If there has been one monumental project Blocker could not foresee embarking on it was keeping the work of the School going during the COVID-19 pandemic. The Yale Philharmonia was set to begin a tour to Boston, New York, and Washington, D.C., when the world shut down. Following guidance from the University and the Centers for Disease Control and Prevention, Blocker and his administration, almost overnight, had the School of Music operating virtually to the fullest extent that could be accomplished given the nature of music study and performance. For two years, during which work was accomplished mostly online, the YSM community came together in ways that reflected the cultural leadership Blocker spent his deanship championing. Students, alumni, and faculty created videos in their homes that the School shared widely, while some curated video playlists for patients and caregivers in area hospitals. Others, led by faculty, gave concerts in the parking lot behind the Adams Center. Slowly, as the coronavirus was understood, the YSM community began to return for safely conducted in-person performance activities. Eventually, the YSM community returned in full to campus, eager to welcome audiences and to take the stage in Morse Recital Hall and Woolsey Hall to do what they came here to do.

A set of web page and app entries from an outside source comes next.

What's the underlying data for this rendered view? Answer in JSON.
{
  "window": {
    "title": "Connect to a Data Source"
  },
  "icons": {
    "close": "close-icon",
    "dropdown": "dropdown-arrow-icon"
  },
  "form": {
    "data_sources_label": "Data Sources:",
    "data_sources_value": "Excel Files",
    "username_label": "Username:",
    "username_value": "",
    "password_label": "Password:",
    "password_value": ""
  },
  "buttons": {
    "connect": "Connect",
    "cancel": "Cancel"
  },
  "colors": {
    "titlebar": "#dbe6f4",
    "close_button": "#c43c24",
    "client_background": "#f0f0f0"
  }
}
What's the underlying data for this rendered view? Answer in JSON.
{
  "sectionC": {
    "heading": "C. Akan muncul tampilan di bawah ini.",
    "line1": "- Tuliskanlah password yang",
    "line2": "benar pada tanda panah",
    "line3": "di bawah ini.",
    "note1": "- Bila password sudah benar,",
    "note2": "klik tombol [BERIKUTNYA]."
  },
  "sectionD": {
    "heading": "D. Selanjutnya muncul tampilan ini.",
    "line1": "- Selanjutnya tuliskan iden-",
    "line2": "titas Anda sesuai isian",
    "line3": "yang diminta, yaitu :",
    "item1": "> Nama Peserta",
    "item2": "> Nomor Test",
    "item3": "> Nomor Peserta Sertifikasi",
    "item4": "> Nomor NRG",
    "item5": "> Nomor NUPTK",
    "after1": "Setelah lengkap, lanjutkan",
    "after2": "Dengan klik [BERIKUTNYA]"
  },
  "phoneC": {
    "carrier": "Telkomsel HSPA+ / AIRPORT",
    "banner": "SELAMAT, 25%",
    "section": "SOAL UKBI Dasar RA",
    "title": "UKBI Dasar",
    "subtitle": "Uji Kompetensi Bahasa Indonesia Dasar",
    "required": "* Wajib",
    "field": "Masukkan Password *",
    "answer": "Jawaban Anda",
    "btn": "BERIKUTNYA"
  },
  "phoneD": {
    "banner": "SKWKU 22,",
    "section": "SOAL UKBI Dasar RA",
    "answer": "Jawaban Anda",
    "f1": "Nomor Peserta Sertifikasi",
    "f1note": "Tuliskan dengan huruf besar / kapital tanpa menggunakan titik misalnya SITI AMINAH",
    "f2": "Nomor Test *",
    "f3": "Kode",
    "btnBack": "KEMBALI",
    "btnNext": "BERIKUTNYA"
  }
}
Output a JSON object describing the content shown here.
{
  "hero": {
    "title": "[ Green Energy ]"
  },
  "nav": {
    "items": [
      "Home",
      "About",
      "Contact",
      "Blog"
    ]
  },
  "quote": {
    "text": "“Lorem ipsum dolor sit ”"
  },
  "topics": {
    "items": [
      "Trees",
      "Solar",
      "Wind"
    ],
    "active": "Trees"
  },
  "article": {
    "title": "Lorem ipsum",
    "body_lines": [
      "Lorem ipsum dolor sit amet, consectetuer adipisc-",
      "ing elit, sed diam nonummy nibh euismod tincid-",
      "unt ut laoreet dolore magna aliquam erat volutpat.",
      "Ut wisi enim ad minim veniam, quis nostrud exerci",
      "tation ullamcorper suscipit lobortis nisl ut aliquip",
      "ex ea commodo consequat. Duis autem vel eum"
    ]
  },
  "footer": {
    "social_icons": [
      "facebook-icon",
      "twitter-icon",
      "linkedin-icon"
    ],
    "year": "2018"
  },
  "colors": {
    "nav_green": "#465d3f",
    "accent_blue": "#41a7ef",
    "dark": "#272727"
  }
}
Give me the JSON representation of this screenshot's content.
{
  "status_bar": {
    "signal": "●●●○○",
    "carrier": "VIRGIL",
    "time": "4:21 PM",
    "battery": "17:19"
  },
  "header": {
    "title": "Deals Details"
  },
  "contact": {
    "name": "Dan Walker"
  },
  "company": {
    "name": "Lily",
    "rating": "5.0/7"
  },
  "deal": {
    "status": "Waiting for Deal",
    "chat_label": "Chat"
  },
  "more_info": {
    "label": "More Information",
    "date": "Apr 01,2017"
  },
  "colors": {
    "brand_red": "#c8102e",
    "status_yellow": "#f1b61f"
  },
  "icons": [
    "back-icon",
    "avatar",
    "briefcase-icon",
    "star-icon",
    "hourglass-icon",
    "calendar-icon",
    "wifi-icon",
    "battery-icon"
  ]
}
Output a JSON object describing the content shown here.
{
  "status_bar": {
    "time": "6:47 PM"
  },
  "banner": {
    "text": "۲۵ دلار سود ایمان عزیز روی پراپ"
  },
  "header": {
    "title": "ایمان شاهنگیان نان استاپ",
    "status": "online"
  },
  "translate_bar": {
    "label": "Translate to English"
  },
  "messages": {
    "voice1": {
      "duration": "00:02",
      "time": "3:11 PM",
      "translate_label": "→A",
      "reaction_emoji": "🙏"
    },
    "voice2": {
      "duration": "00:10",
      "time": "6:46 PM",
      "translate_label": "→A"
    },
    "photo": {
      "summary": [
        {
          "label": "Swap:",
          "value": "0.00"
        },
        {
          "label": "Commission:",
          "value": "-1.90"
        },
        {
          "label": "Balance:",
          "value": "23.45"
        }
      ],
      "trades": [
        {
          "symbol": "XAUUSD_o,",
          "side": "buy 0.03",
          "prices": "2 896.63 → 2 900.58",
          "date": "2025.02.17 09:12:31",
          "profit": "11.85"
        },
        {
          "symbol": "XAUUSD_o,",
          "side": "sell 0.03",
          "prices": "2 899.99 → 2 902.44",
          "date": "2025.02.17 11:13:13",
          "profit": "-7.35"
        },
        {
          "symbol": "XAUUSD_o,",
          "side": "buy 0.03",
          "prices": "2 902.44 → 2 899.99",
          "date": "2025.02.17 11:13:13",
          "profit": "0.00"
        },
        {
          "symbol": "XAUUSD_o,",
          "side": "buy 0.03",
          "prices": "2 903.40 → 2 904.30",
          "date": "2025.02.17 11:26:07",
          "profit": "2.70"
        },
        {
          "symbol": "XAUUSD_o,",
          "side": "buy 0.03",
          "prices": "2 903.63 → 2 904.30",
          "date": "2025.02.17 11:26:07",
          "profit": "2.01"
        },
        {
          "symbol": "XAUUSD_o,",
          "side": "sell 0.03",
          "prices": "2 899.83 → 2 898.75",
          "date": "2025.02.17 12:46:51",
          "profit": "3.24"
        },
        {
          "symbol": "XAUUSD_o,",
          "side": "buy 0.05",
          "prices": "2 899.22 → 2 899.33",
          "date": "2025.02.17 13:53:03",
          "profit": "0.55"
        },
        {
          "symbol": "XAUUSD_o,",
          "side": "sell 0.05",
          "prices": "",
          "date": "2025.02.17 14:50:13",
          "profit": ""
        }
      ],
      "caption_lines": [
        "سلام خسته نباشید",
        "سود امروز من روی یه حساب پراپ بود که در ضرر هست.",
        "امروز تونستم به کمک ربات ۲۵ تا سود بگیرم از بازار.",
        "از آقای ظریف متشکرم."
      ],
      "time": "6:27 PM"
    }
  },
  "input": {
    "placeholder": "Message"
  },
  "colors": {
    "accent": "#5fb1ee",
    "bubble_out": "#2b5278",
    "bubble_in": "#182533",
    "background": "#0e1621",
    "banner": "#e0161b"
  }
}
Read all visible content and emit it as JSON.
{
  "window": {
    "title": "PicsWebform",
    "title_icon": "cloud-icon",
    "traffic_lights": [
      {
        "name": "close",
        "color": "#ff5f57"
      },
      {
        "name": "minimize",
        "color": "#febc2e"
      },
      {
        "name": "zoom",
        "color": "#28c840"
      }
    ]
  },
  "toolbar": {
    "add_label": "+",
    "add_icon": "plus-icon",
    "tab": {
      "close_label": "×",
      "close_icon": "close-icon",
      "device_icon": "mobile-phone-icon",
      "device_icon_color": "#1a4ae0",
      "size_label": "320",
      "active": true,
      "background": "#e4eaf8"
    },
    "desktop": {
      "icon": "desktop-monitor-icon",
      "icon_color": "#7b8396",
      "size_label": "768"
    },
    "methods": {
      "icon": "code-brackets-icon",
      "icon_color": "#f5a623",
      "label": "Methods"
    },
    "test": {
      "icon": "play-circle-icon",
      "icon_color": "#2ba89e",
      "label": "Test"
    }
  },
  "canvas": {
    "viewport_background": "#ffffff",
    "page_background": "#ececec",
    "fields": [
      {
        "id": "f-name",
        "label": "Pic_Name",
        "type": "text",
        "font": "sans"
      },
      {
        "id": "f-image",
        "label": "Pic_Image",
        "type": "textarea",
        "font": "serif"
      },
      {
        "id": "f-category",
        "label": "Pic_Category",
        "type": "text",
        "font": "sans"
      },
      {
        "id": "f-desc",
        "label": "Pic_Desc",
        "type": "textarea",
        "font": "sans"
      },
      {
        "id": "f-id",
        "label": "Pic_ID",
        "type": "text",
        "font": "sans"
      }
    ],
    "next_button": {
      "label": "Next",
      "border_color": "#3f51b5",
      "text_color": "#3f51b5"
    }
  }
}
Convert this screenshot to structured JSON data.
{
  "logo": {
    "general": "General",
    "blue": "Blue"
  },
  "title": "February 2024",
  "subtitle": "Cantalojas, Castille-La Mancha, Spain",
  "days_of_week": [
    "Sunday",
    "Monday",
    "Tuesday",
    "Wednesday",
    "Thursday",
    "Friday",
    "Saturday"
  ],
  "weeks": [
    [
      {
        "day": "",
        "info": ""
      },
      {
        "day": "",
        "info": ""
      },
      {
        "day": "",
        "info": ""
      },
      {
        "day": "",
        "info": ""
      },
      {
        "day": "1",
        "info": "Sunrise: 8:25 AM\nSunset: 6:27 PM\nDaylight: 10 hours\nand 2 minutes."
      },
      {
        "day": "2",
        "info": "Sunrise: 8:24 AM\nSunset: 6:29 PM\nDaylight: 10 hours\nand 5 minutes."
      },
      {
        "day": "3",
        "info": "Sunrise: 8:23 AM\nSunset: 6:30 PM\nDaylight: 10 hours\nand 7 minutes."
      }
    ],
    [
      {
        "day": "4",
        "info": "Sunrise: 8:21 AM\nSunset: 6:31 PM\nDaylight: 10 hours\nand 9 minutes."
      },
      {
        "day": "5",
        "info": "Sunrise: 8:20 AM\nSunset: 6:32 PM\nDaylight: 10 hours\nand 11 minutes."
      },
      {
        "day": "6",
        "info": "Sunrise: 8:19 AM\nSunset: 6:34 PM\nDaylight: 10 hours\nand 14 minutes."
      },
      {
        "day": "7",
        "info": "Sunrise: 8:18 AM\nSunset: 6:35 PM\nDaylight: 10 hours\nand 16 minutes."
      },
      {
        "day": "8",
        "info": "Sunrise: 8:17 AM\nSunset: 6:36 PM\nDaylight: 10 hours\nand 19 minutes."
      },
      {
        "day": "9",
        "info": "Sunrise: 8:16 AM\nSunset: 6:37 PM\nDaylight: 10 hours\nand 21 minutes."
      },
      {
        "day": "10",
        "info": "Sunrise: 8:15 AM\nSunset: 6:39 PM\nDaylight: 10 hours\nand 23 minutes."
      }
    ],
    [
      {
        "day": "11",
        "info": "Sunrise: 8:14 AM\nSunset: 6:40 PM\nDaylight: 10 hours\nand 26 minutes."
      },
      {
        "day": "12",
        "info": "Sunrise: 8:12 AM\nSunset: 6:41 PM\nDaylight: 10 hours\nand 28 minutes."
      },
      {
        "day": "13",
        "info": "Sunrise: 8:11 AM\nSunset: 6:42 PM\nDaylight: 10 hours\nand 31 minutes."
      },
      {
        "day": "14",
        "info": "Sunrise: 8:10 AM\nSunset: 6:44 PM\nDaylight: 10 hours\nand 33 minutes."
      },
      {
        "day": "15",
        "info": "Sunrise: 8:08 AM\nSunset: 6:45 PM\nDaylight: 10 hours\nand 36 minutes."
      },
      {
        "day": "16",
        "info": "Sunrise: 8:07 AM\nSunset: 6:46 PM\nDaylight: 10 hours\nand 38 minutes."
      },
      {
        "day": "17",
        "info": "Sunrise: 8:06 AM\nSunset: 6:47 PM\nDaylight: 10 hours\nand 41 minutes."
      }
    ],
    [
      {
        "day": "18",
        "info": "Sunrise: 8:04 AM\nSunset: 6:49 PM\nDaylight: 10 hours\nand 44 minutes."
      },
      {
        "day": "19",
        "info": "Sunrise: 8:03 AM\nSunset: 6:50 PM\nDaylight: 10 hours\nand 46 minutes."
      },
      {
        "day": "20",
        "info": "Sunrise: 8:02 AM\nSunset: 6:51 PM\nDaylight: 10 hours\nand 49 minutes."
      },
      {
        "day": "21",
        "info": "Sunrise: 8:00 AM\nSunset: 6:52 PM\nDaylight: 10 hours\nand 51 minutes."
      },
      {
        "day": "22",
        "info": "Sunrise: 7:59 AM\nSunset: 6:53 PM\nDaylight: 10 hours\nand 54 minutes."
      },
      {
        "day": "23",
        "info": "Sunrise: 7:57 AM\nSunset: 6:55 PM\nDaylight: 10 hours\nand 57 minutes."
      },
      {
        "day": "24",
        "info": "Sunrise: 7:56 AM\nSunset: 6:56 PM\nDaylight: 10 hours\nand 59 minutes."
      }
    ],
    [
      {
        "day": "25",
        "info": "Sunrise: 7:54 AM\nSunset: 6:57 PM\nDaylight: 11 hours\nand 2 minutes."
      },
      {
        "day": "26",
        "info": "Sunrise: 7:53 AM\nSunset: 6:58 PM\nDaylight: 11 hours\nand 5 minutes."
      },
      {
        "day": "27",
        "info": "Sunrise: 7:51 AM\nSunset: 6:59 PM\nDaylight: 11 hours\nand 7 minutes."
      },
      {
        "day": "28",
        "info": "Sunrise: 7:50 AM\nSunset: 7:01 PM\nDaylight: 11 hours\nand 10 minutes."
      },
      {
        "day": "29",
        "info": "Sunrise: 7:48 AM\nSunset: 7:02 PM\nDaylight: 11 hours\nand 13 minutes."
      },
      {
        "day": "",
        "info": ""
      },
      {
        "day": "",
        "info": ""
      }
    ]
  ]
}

The community that returned was one that had learned much about itself during months of isolation and lockdown. Just as the pandemic reminded the world that unexpected tragedy could arrive out of the blue, on a massive scale, events during that same period forced us all to face anew an ever-unfolding atrocity. The murder of George Floyd in May 2020, an act of violence that brought an outraged many into the streets to protest the systemic and structural racism that have always pervaded our society, expedited the hiring of YSM’s inaugural Director of Equity, Belonging, and Student Life and placed a School-wide focus on the relative lack of diversity in classical music. Coming out of the pandemic, Blocker sought anew to train a focus on an early YSM alum, pianist, and composer—Helen Hagan, whose Piano Concerto in C minor was given its world-orchestral premiere 110 years after Hagan composed the work and performed it, with an ensemble of her peers, on the same stage.
The final year
In September 2022, Yale University President Peter Salovey announced Blocker’s intention to retire, after twenty-eight years in the Dean’s Office at YSM, in August 2023. In the final years of his tenure, Blocker had opportunities to appoint more distinguished artists to YSM’s impressive faculty. Major renovation projects were ongoing at the Norfolk Festival and at the Steinert Collection of Musical Instruments, and a search was launched to identify Blocker’s successor. A send-off event for Blocker was held in April. As he prepared to step away from the Dean’s Office and to occupy a teaching studio in Leigh Hall, Blocker reflected on nearly thirty years of work and leadership at Yale and the people and music that have surrounded and nourished him. To ask him in a private moment each year how he felt his performance on the Horowitz Recital Series had gone would elicit the same response: “Better than it could have, not as well as it should have”—in that, a healthy measure of modesty. While he has always performed here at Yale and beyond, Blocker has not, perhaps since his earliest days at the keyboard, had anything to prove to anyone. He plays because he needs to, needs the nourishment of the music itself, whether it is a work by Bach, Mozart, or a faculty composer, and wants very much for whomever might be in the audience—whether in Morse Recital Hall or some other venue halfway around the world—to experience the wonder that he did as a child and still does.
This article was published in the Fall 2022/Spring 2023 issue of Music at Yale.